"It's not to say that all [460,000] of them are unable to work, but it means that they're going to have to find different child care arrangements, whether that's the higher cost of nannies, whether that's relying on families," Sarah House, Wells Fargo senior economist and lead author of the report, said in an interview with CNN Business.

"And for some, it also means perhaps not being in the workforce the way that they have imagined if they can't find that access to child care," she added.

Bearing the brunt of those challenges have been women, especially those with young children.

Women with children younger than 3 years of age have a labor force participation rate that's 28 percentage points below men with children under 6 years old, House said, noting the federal employment data does not include men with children under 3 years of age. If the labor force participation rate for those women equaled that of women with school-aged children (ages 6 to 17 years old), the labor force would gain 1 million more workers, the report found.

Additionally, no industry has a greater share of female employees than the day care services industry, where women account for 96% of workers, she said.

While the child care and early education industry need more workers, some significant barriers persist, House said: notably, low pay and health risks associated with the ongoing pandemic.

In 2020, the average pay for a child care worker was below $12.25 per hour, landing among the lowest paid occupations, according to the Bureau of Labor Statistics.

Last month, a report from the Center for the Study of Child Care Employment at the University of California, Berkeley, found that many child care industry employees in California earn below or near federal poverty wages, resulting in about one-third of these workers relying on some form of government assistance.

"For decades, low levels of public investment in this sector have kept the early care and education workforce -- largely women of color and immigrant women -- in a grim financial bind," the University of California, Berkeley researchers wrote.

Direct federal spending on child care and early education totaled about $29.7 billion in 2021, up from $20.6 billion in 2019, according to the Wells Fargo report. The amount of federal child care spending in 2019 was less than 4% of spending by the Department of Defense and 3% of Medicaid and Medicare, the economists noted.

Within the child care industry exists a "pay paradigm," the report said: Child care is expensive for parents, yet the pay for workers and early educators is substandard, according to the report. Child care services cost, on average, $11,000 per year, or about 14% of the median household income for a family with a child under 6 years of age -- but the actual costs can run much higher.
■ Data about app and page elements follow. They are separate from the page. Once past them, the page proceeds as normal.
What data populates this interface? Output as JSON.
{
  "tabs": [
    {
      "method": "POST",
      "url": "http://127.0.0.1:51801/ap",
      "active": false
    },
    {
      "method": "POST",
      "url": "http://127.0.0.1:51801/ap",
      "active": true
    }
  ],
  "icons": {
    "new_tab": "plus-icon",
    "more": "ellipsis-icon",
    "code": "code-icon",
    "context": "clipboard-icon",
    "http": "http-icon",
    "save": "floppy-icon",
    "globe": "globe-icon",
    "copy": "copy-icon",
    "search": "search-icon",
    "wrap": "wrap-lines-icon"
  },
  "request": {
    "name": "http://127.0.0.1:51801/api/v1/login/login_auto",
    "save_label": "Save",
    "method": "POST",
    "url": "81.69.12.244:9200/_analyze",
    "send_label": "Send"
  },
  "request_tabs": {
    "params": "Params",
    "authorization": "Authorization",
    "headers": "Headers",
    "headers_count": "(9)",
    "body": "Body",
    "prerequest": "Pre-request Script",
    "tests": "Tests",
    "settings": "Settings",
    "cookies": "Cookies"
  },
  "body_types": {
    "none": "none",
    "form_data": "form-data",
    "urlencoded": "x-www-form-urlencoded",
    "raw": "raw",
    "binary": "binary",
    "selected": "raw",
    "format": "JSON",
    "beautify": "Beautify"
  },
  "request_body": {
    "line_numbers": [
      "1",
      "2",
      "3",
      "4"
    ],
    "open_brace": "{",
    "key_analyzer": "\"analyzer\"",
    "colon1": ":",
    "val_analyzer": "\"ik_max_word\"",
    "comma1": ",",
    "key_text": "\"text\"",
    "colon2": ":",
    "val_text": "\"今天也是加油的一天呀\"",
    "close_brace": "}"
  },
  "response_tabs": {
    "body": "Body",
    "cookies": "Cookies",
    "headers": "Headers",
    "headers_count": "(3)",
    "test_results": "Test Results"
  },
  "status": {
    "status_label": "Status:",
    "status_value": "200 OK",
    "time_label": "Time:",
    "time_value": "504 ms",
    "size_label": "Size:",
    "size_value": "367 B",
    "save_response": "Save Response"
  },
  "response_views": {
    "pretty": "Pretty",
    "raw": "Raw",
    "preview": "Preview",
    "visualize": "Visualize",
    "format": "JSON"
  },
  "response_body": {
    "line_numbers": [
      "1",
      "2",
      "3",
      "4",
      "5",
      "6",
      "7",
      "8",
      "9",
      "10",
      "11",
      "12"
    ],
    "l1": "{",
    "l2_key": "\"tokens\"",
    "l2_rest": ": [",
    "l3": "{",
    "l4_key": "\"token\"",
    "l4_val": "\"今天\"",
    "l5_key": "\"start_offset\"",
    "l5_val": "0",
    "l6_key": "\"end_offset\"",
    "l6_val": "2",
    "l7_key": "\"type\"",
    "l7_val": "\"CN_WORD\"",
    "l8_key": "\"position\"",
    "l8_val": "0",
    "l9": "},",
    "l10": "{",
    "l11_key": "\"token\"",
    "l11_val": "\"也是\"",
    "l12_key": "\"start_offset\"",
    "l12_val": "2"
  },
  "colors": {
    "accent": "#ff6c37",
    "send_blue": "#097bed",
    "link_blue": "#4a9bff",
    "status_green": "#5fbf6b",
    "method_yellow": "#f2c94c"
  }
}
The average pay for a child care industry worker was about $25,060 in 2020.

"With tuition already demanding such a substantial share of family income, daycare centers are hard pressed to meaningfully raise pay," the authors wrote.

Sweeping federal funding for child care has been proposed by President Joe Biden and included in the Build Back Better Bill passed by the House of Representatives in November. However, with that plan currently stalled, the $800 billion the bill proposes to spend over the next 10 years has been waylaid.

One solution floated by House and her fellow economists is to treat the child care industry like public education: tax-funded K-12 systems, community colleges and universities.

"But so much of this is past dependency in that we haven't done it in the past, so that makes it really hard to do it now," she said.

It leaves the issue more in the hands of states, House said, adding that incremental process -- as opposed to wholesale change -- is more likely to occur.

"[At the state level] is where the momentum lies, in terms of the policy experimentation and chances to try and expand access to early child care and education," she said.